Operation: • During the positive half-cycle of secondary voltage, the end A of the secondary • winding becomes positive and end B negative. • This makes the diode D1 forward biased and diode D2 reverse=biased. Therefore, • diode D1 conducts while diode D2 does not. • The conventional current flow is through diode D1, load resistor and the upper • half of secondary winding as shown by the dotted arrows. • During the negative half-cycle, end A of the secondary winding becomes negative and • end B positive. • Therefore diode D2 conducts while diode D1 does not. • The conventional current flow is through diode D2, load and lower half winding as • shown by solid arrows. • Referring to Figure, it may be seen that current in the load is in the same direction for • both half-cycles of input a.c. voltage.
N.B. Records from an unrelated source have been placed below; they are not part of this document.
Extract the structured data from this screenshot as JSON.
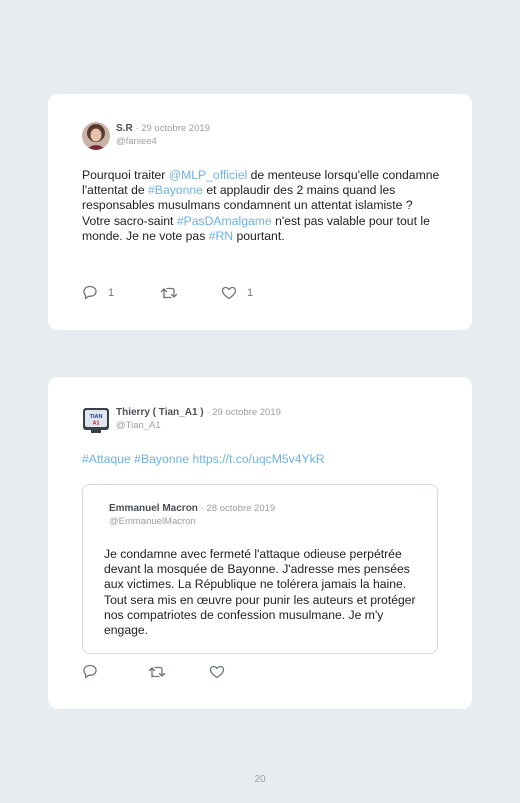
{
  "tweets": [
    {
      "author": "S.R",
      "date": "· 29 octobre 2019",
      "handle": "@faniee4",
      "text_parts": [
        {
          "t": "Pourquoi traiter "
        },
        {
          "t": "@MLP_officiel",
          "link": true
        },
        {
          "t": " de menteuse lorsqu'elle condamne l'attentat de "
        },
        {
          "t": "#Bayonne",
          "link": true
        },
        {
          "t": " et applaudir des 2 mains quand les responsables musulmans condamnent un attentat islamiste ? Votre sacro-saint "
        },
        {
          "t": "#PasDAmalgame",
          "link": true
        },
        {
          "t": " n'est pas valable pour tout le monde. Je ne vote pas "
        },
        {
          "t": "#RN",
          "link": true
        },
        {
          "t": " pourtant."
        }
      ],
      "reply_count": "1",
      "like_count": "1"
    },
    {
      "author": "Thierry ( Tian_A1 )",
      "date": "· 29 octobre 2019",
      "handle": "@Tian_A1",
      "avatar_text": "TIAN A1",
      "text": "#Attaque #Bayonne https://t.co/uqcM5v4YkR",
      "quoted": {
        "author": "Emmanuel Macron",
        "date": "· 28 octobre 2019",
        "handle": "@EmmanuelMacron",
        "text": "Je condamne avec fermeté l'attaque odieuse perpétrée devant la mosquée de Bayonne. J'adresse mes pensées aux victimes. La République ne tolérera jamais la haine. Tout sera mis en œuvre pour punir les auteurs et protéger nos compatriotes de confession musulmane. Je m'y engage."
      }
    }
  ],
  "page_number": "20",
  "colors": {
    "link": "#6cb2e8",
    "background": "#e6ecef",
    "card": "#ffffff"
  },
  "icons": [
    "reply-icon",
    "retweet-icon",
    "like-icon"
  ]
}
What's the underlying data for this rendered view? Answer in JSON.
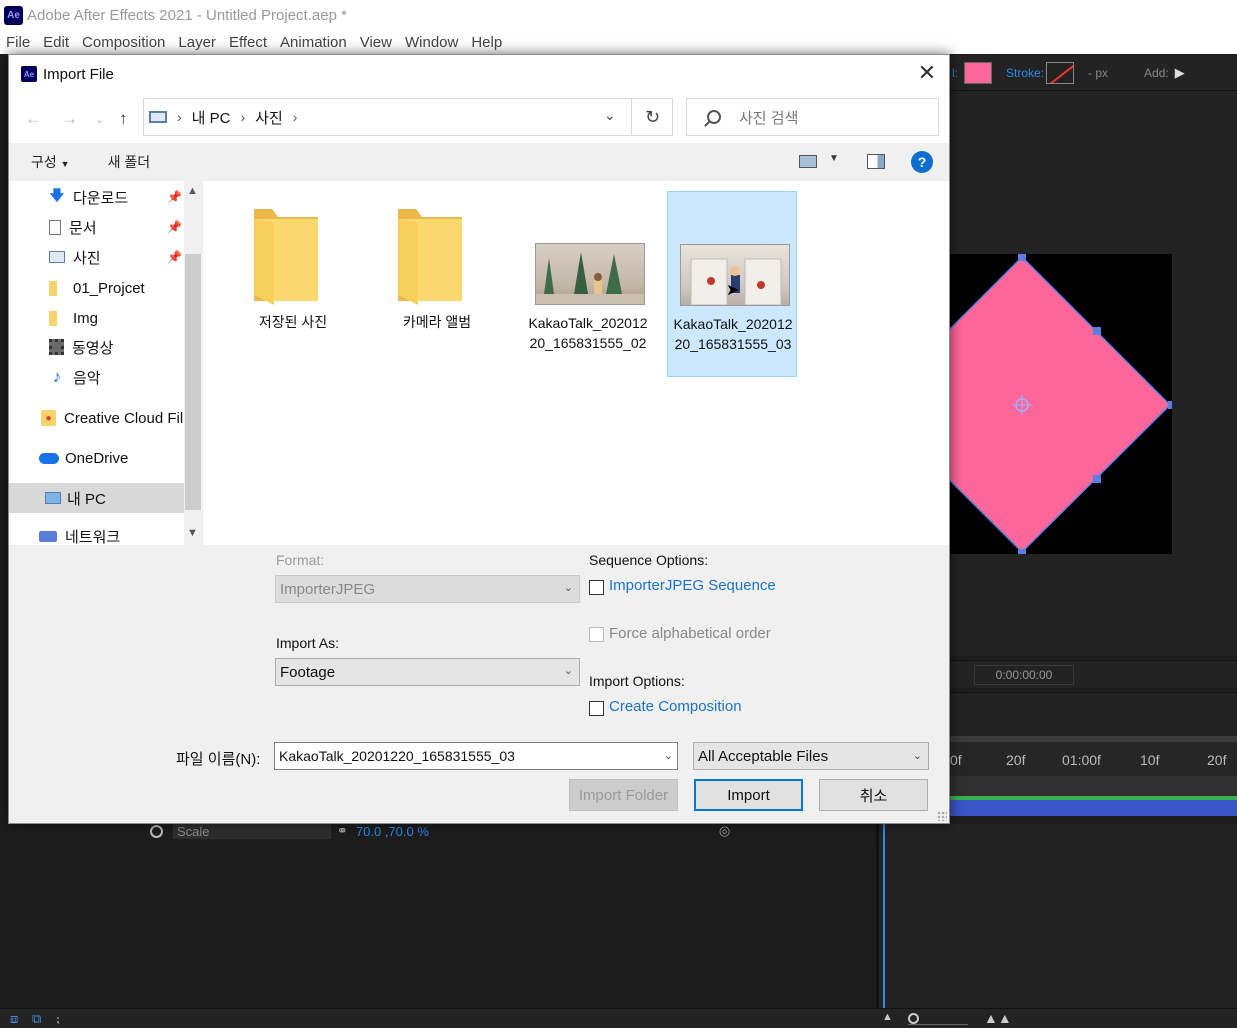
{
  "app": {
    "logo": "Ae",
    "title": "Adobe After Effects 2021 - Untitled Project.aep *",
    "menu": [
      "File",
      "Edit",
      "Composition",
      "Layer",
      "Effect",
      "Animation",
      "View",
      "Window",
      "Help"
    ],
    "toolbar": {
      "fill_label": "l:",
      "stroke_label": "Stroke:",
      "stroke_px": "- px",
      "add_label": "Add:"
    },
    "fill_color": "#ff6699",
    "viewer_timecode": "0:00:00:00",
    "ruler_ticks": [
      "0f",
      "20f",
      "01:00f",
      "10f",
      "20f"
    ],
    "scale_row": {
      "label": "Scale",
      "value": "70.0 ,70.0 %"
    }
  },
  "dialog": {
    "icon": "Ae",
    "title": "Import File",
    "nav": {
      "back_icon": "back-arrow-icon",
      "forward_icon": "forward-arrow-icon",
      "up_icon": "up-arrow-icon",
      "breadcrumb": [
        "내 PC",
        "사진"
      ],
      "search_placeholder": "사진 검색"
    },
    "commands": {
      "organize": "구성",
      "new_folder": "새 폴더",
      "help": "?"
    },
    "nav_pane": [
      {
        "label": "다운로드",
        "icon": "download-icon",
        "pinned": true
      },
      {
        "label": "문서",
        "icon": "document-icon",
        "pinned": true
      },
      {
        "label": "사진",
        "icon": "pictures-icon",
        "pinned": true
      },
      {
        "label": "01_Projcet",
        "icon": "folder-icon",
        "pinned": false
      },
      {
        "label": "Img",
        "icon": "folder-icon",
        "pinned": false
      },
      {
        "label": "동영상",
        "icon": "video-icon",
        "pinned": false
      },
      {
        "label": "음악",
        "icon": "music-icon",
        "pinned": false
      },
      {
        "label": "Creative Cloud Fil",
        "icon": "creative-cloud-icon",
        "pinned": false
      },
      {
        "label": "OneDrive",
        "icon": "onedrive-icon",
        "pinned": false
      },
      {
        "label": "내 PC",
        "icon": "pc-icon",
        "pinned": false,
        "selected": true
      },
      {
        "label": "네트워크",
        "icon": "network-icon",
        "pinned": false
      }
    ],
    "files": [
      {
        "name": "저장된 사진",
        "type": "folder"
      },
      {
        "name": "카메라 앨범",
        "type": "folder"
      },
      {
        "name": "KakaoTalk_20201220_165831555_02",
        "type": "image"
      },
      {
        "name": "KakaoTalk_20201220_165831555_03",
        "type": "image",
        "selected": true
      }
    ],
    "options": {
      "format_label": "Format:",
      "format_value": "ImporterJPEG",
      "import_as_label": "Import As:",
      "import_as_value": "Footage",
      "sequence_label": "Sequence Options:",
      "sequence_checkbox": "ImporterJPEG Sequence",
      "force_alpha": "Force alphabetical order",
      "import_options_label": "Import Options:",
      "create_comp": "Create Composition"
    },
    "filename_label": "파일 이름(N):",
    "filename_value": "KakaoTalk_20201220_165831555_03",
    "filetype_value": "All Acceptable Files",
    "buttons": {
      "import_folder": "Import Folder",
      "import": "Import",
      "cancel": "취소"
    }
  }
}
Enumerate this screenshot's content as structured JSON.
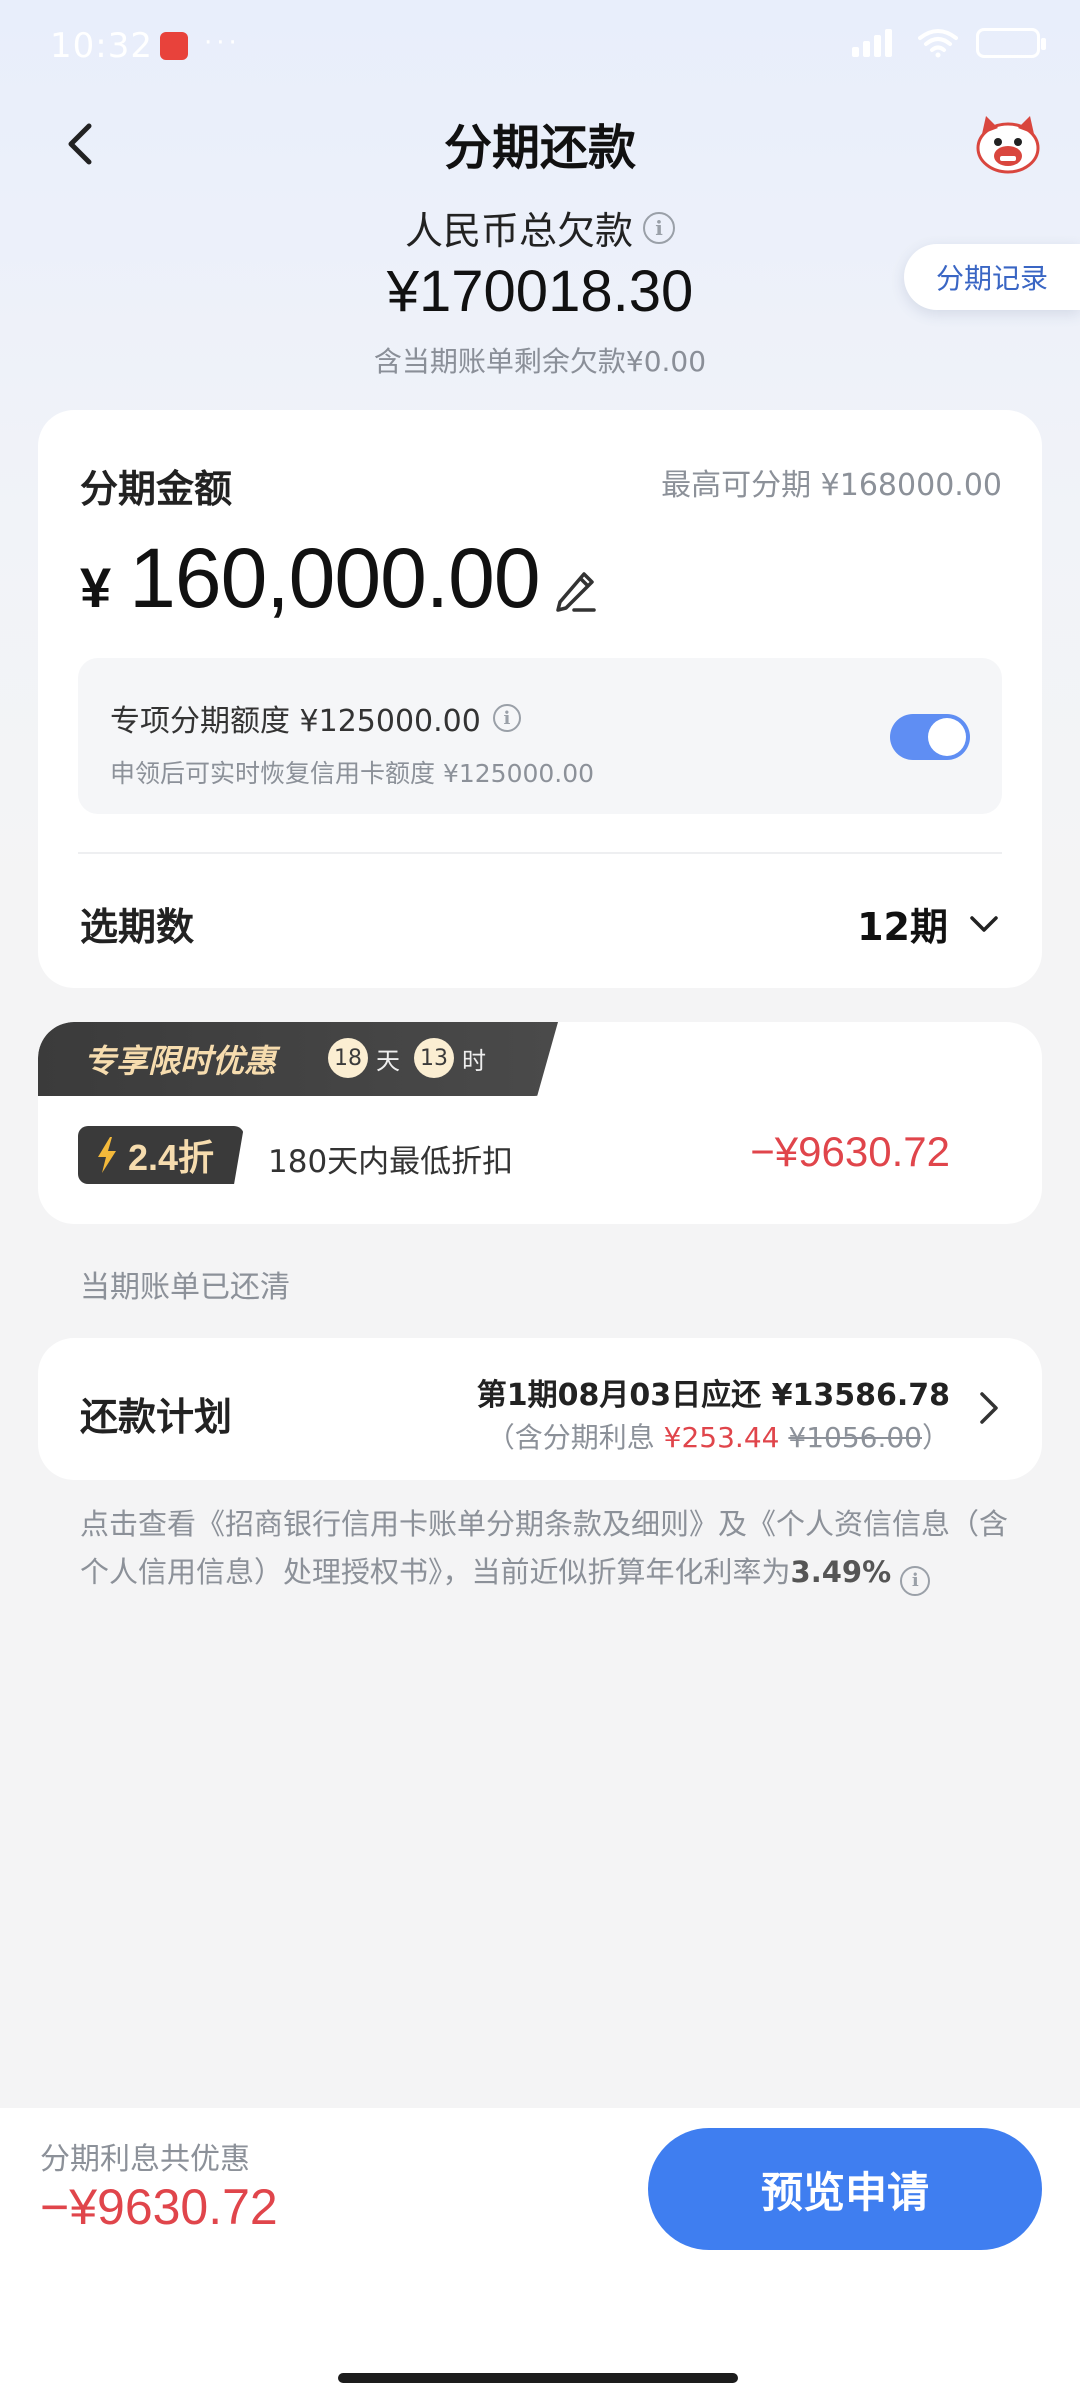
{
  "status_bar": {
    "time": "10:32",
    "dots": "···"
  },
  "header": {
    "title": "分期还款"
  },
  "debt": {
    "label": "人民币总欠款",
    "total": "¥170018.30",
    "sub": "含当期账单剩余欠款¥0.00",
    "records_label": "分期记录"
  },
  "amount_card": {
    "title": "分期金额",
    "max_label": "最高可分期 ¥168000.00",
    "currency": "¥",
    "amount": "160,000.00",
    "quota_title": "专项分期额度 ¥125000.00",
    "quota_desc": "申领后可实时恢复信用卡额度 ¥125000.00",
    "quota_toggle_on": true,
    "period_label": "选期数",
    "period_value": "12期"
  },
  "promo": {
    "title": "专享限时优惠",
    "days": "18",
    "days_unit": "天",
    "hours": "13",
    "hours_unit": "时",
    "discount": "2.4折",
    "discount_desc": "180天内最低折扣",
    "discount_amount": "−¥9630.72"
  },
  "bill_status": "当期账单已还清",
  "plan": {
    "label": "还款计划",
    "line1": "第1期08月03日应还 ¥13586.78",
    "line2_prefix": "（含分期利息 ",
    "interest": "¥253.44",
    "original_interest": "¥1056.00",
    "line2_suffix": "）"
  },
  "terms": {
    "text": "点击查看《招商银行信用卡账单分期条款及细则》及《个人资信信息（含个人信用信息）处理授权书》，当前近似折算年化利率为",
    "rate": "3.49%"
  },
  "bottom": {
    "savings_label": "分期利息共优惠",
    "savings_value": "−¥9630.72",
    "apply_label": "预览申请"
  },
  "colors": {
    "accent_blue": "#3f7ef0",
    "discount_red": "#e0454b",
    "promo_gold": "#f6dcae"
  }
}
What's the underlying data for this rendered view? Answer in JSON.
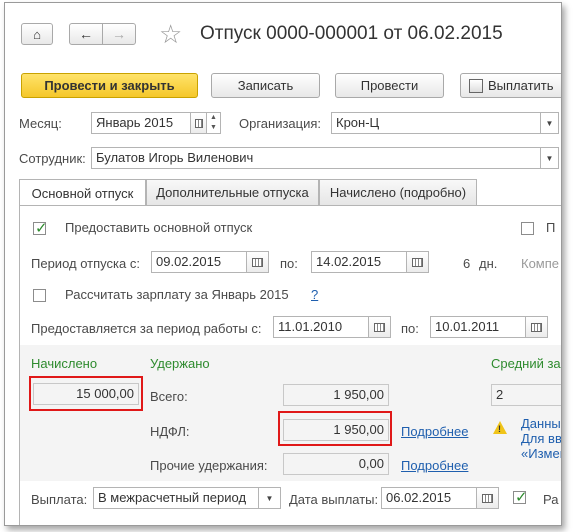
{
  "window": {
    "title": "Отпуск 0000-000001 от 06.02.2015"
  },
  "toolbar": {
    "post_close_label": "Провести и закрыть",
    "save_label": "Записать",
    "post_label": "Провести",
    "pay_label": "Выплатить"
  },
  "header": {
    "month_label": "Месяц:",
    "month_value": "Январь 2015",
    "org_label": "Организация:",
    "org_value": "Крон-Ц",
    "employee_label": "Сотрудник:",
    "employee_value": "Булатов Игорь Виленович"
  },
  "tabs": [
    {
      "label": "Основной отпуск"
    },
    {
      "label": "Дополнительные отпуска"
    },
    {
      "label": "Начислено (подробно)"
    }
  ],
  "main": {
    "grant_main_label": "Предоставить основной отпуск",
    "grant_main_checked": true,
    "right_partial_label_p": "П",
    "period_from_label": "Период отпуска с:",
    "period_from_value": "09.02.2015",
    "period_to_label": "по:",
    "period_to_value": "14.02.2015",
    "days_value": "6",
    "days_label": "дн.",
    "compens_partial": "Компе",
    "recalc_label": "Рассчитать зарплату за Январь 2015",
    "recalc_checked": false,
    "help_label": "?",
    "work_period_label": "Предоставляется за период работы с:",
    "work_from_value": "11.01.2010",
    "work_to_label": "по:",
    "work_to_value": "10.01.2011"
  },
  "totals": {
    "accrued_label": "Начислено",
    "accrued_value": "15 000,00",
    "withheld_label": "Удержано",
    "avg_label_partial": "Средний за",
    "total_label": "Всего:",
    "total_value": "1 950,00",
    "avg_value_partial": "2",
    "ndfl_label": "НДФЛ:",
    "ndfl_value": "1 950,00",
    "ndfl_link": "Подробнее",
    "warning_line1": "Данны",
    "warning_line2": "Для вв",
    "warning_line3": "«Измен",
    "other_label": "Прочие удержания:",
    "other_value": "0,00",
    "other_link": "Подробнее"
  },
  "footer": {
    "payout_label": "Выплата:",
    "payout_value": "В межрасчетный период",
    "pay_date_label": "Дата выплаты:",
    "pay_date_value": "06.02.2015",
    "last_check_checked": true,
    "last_partial": "Ра"
  },
  "colors": {
    "accent_yellow": "#f5c72a",
    "green": "#2e8b2e",
    "link": "#1f5fae",
    "highlight_red": "#e01818"
  }
}
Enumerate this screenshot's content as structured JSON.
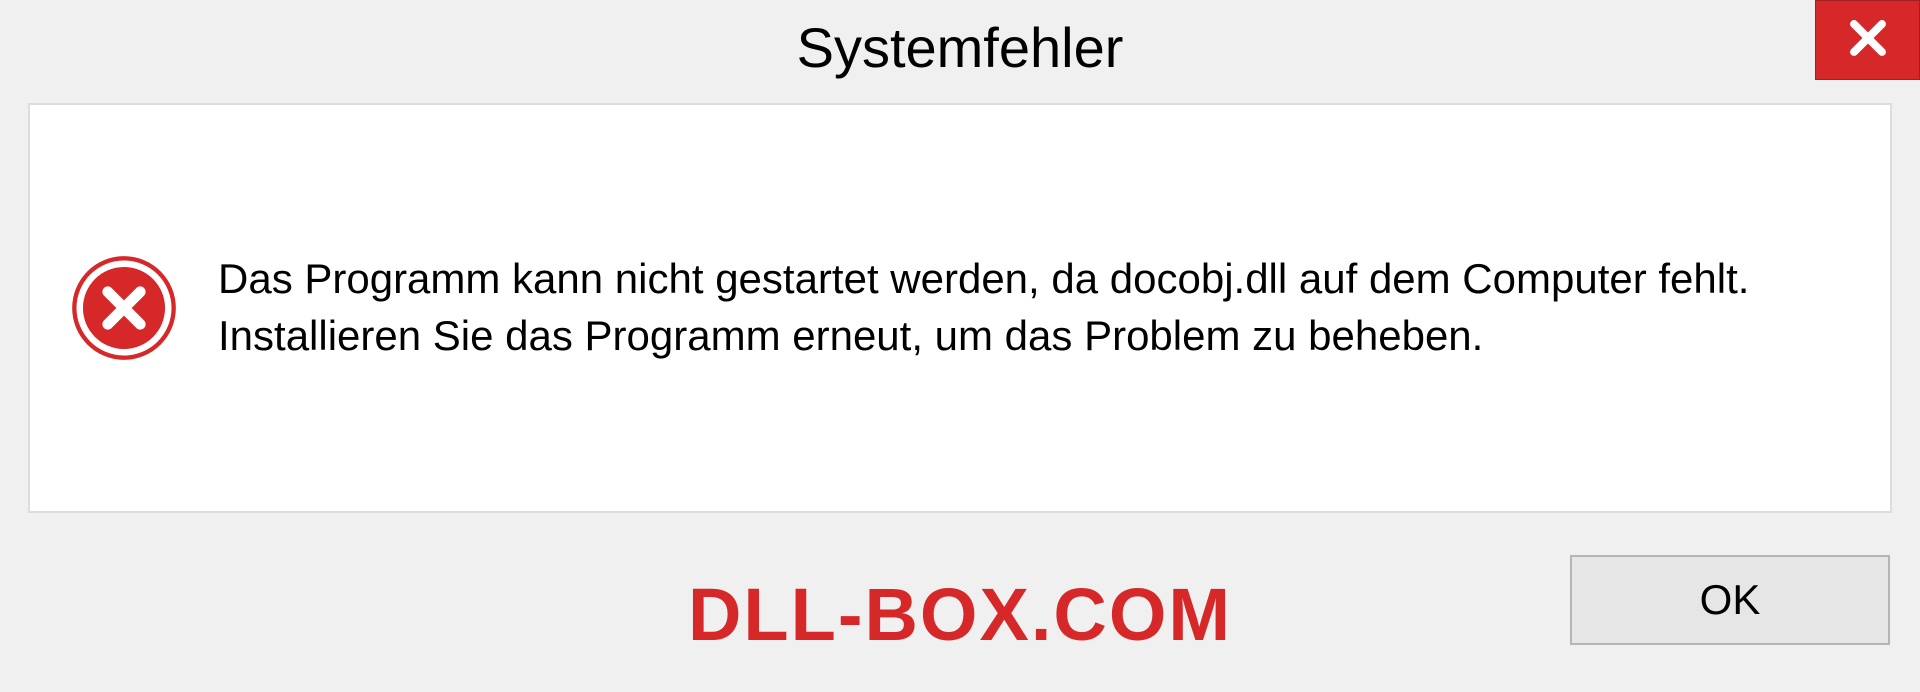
{
  "dialog": {
    "title": "Systemfehler",
    "message": "Das Programm kann nicht gestartet werden, da docobj.dll auf dem Computer fehlt. Installieren Sie das Programm erneut, um das Problem zu beheben.",
    "ok_label": "OK"
  },
  "watermark": "DLL-BOX.COM"
}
Therefore, d.c. is obtained across the load RL. • Also, the polarities of the d.c. output across the load should be noted.
Disadvantages (i) It is difficult to locate the centre tap on the secondary winding. (ii) The d.c. output is small as each diode utilises only one-half of the transformer secondary voltage. (iii) The diodes used must have high peak inverse voltage
Bridge Full wave Rectifier Circuit Details: • It contains four diodes D1, D2, D3 and D4 connected to form bridge as shown in figure. • The a.c. supply to be rectified is applied to the diagonally opposite ends of the bridge • through the transformer. • Between other two ends of the bridge, the load resistance is connected.
Operation: • During the positive half-cycle of secondary voltage, the end P of the secondary • winding becomes positive and end Q negative. • This makes diodes D1 and D3 forward biased while diodes D2 and D4 are reverse • biased. • Therefore, only diodes D1 and D3 conduct. These two diodes will be in series through • the load. • The conventional current flow is shown by dotted arrows. • It may be seen that current flows from A to B through the load. • During the negative half-cycle of secondary voltage, end P becomes negative and end • Q positive. • This makes diodes D2 and D4 forward biased whereas diodes D1 and D3 are reverse • biased. • Therefore, only diodes D2 and D4 conduct. These two diodes will be in series • through the load. • The current flow is shown by the solid arrows. • It may be seen that again current flows from A to B through the load i.e. in the same • direction as for the positive half-cycle. • Therefore, d.c. output is obtained across load.
Advantages: (i) The need for centre-tapped transformer is eliminated. (ii) The output is twice that of the centre-tap circuit for the same secondary voltage. (iii) The PIV is one-half that of the centre-tap circuit (for same d.c. output). Disadvantages: (i) It requires four diodes. (ii) Voltage drop in the internal resistance of the rectifying unit will be twice as great as in the centre tap circuit.
Efficiency of Full wave rectifier Consider the input secondary voltage So instantaneous current in the circuit
Ripple Factor: The ratio of r.m.s. value of a.c. component to the d.c. component in the rectifier output is known as ripple factor i.e.